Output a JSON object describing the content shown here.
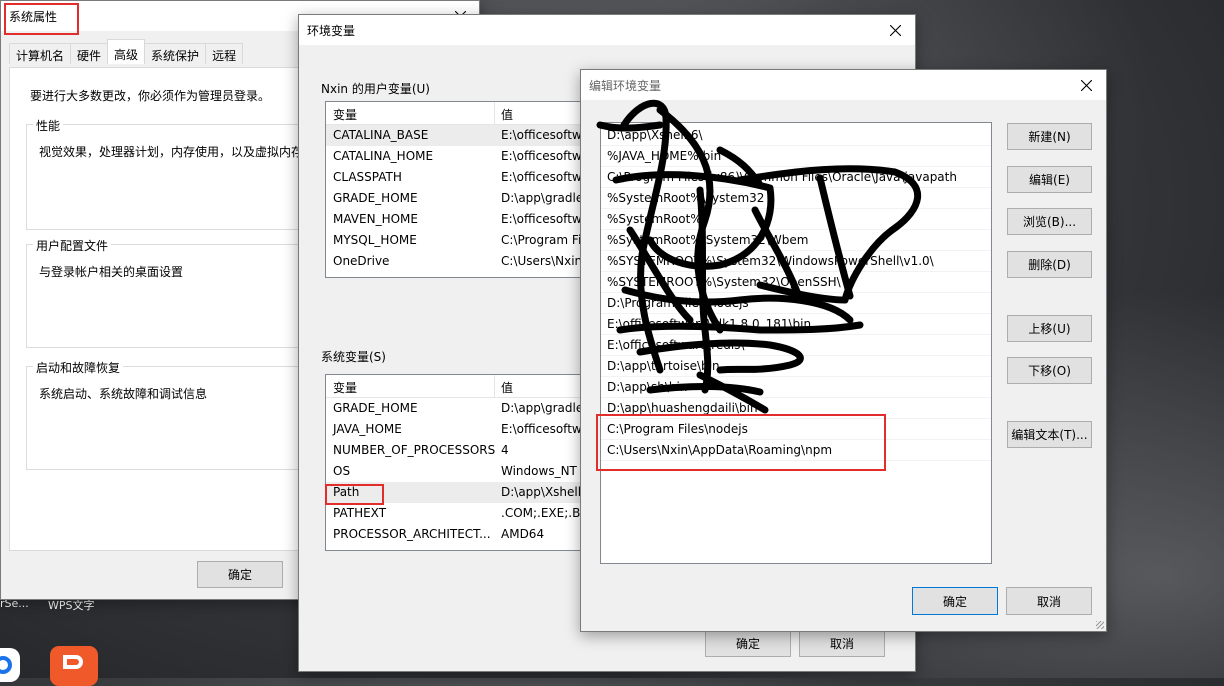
{
  "desktop": {
    "label_left": "rSe...",
    "label_wps": "WPS文字"
  },
  "sysprops": {
    "title": "系统属性",
    "tabs": [
      "计算机名",
      "硬件",
      "高级",
      "系统保护",
      "远程"
    ],
    "notice": "要进行大多数更改，你必须作为管理员登录。",
    "perf_label": "性能",
    "perf_desc": "视觉效果，处理器计划，内存使用，以及虚拟内存",
    "profile_label": "用户配置文件",
    "profile_desc": "与登录帐户相关的桌面设置",
    "startup_label": "启动和故障恢复",
    "startup_desc": "系统启动、系统故障和调试信息",
    "ok": "确定"
  },
  "envvars": {
    "title": "环境变量",
    "user_group": "Nxin 的用户变量(U)",
    "sys_group": "系统变量(S)",
    "col_var": "变量",
    "col_val": "值",
    "user_vars": [
      {
        "name": "CATALINA_BASE",
        "value": "E:\\officesoftwa"
      },
      {
        "name": "CATALINA_HOME",
        "value": "E:\\officesoftwa"
      },
      {
        "name": "CLASSPATH",
        "value": "E:\\officesoftwa"
      },
      {
        "name": "GRADE_HOME",
        "value": "D:\\app\\gradle"
      },
      {
        "name": "MAVEN_HOME",
        "value": "E:\\officesoftwa"
      },
      {
        "name": "MYSQL_HOME",
        "value": "C:\\Program Fi"
      },
      {
        "name": "OneDrive",
        "value": "C:\\Users\\Nxin"
      }
    ],
    "sys_vars": [
      {
        "name": "GRADE_HOME",
        "value": "D:\\app\\gradle"
      },
      {
        "name": "JAVA_HOME",
        "value": "E:\\officesoftwa"
      },
      {
        "name": "NUMBER_OF_PROCESSORS",
        "value": "4"
      },
      {
        "name": "OS",
        "value": "Windows_NT"
      },
      {
        "name": "Path",
        "value": "D:\\app\\Xshell"
      },
      {
        "name": "PATHEXT",
        "value": ".COM;.EXE;.BA"
      },
      {
        "name": "PROCESSOR_ARCHITECT...",
        "value": "AMD64"
      }
    ],
    "ok": "确定",
    "cancel": "取消"
  },
  "editenv": {
    "title": "编辑环境变量",
    "entries": [
      "D:\\app\\Xshell 6\\",
      "%JAVA_HOME%\\bin",
      "C:\\Program Files (x86)\\Common Files\\Oracle\\Java\\javapath",
      "%SystemRoot%\\system32",
      "%SystemRoot%",
      "%SystemRoot%\\System32\\Wbem",
      "%SYSTEMROOT%\\System32\\WindowsPowerShell\\v1.0\\",
      "%SYSTEMROOT%\\System32\\OpenSSH\\",
      "D:\\Program Files\\nodejs",
      "E:\\officesoftware\\jdk1.8.0_181\\bin",
      "E:\\officesoftware\\redis\\",
      "D:\\app\\tortoise\\bin",
      "D:\\app\\sh\\bin",
      "D:\\app\\huashengdaili\\bin",
      "C:\\Program Files\\nodejs",
      "C:\\Users\\Nxin\\AppData\\Roaming\\npm"
    ],
    "buttons": {
      "new": "新建(N)",
      "edit": "编辑(E)",
      "browse": "浏览(B)...",
      "delete": "删除(D)",
      "up": "上移(U)",
      "down": "下移(O)",
      "edit_text": "编辑文本(T)..."
    },
    "ok": "确定",
    "cancel": "取消"
  }
}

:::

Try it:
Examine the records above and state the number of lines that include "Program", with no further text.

Answer box:
4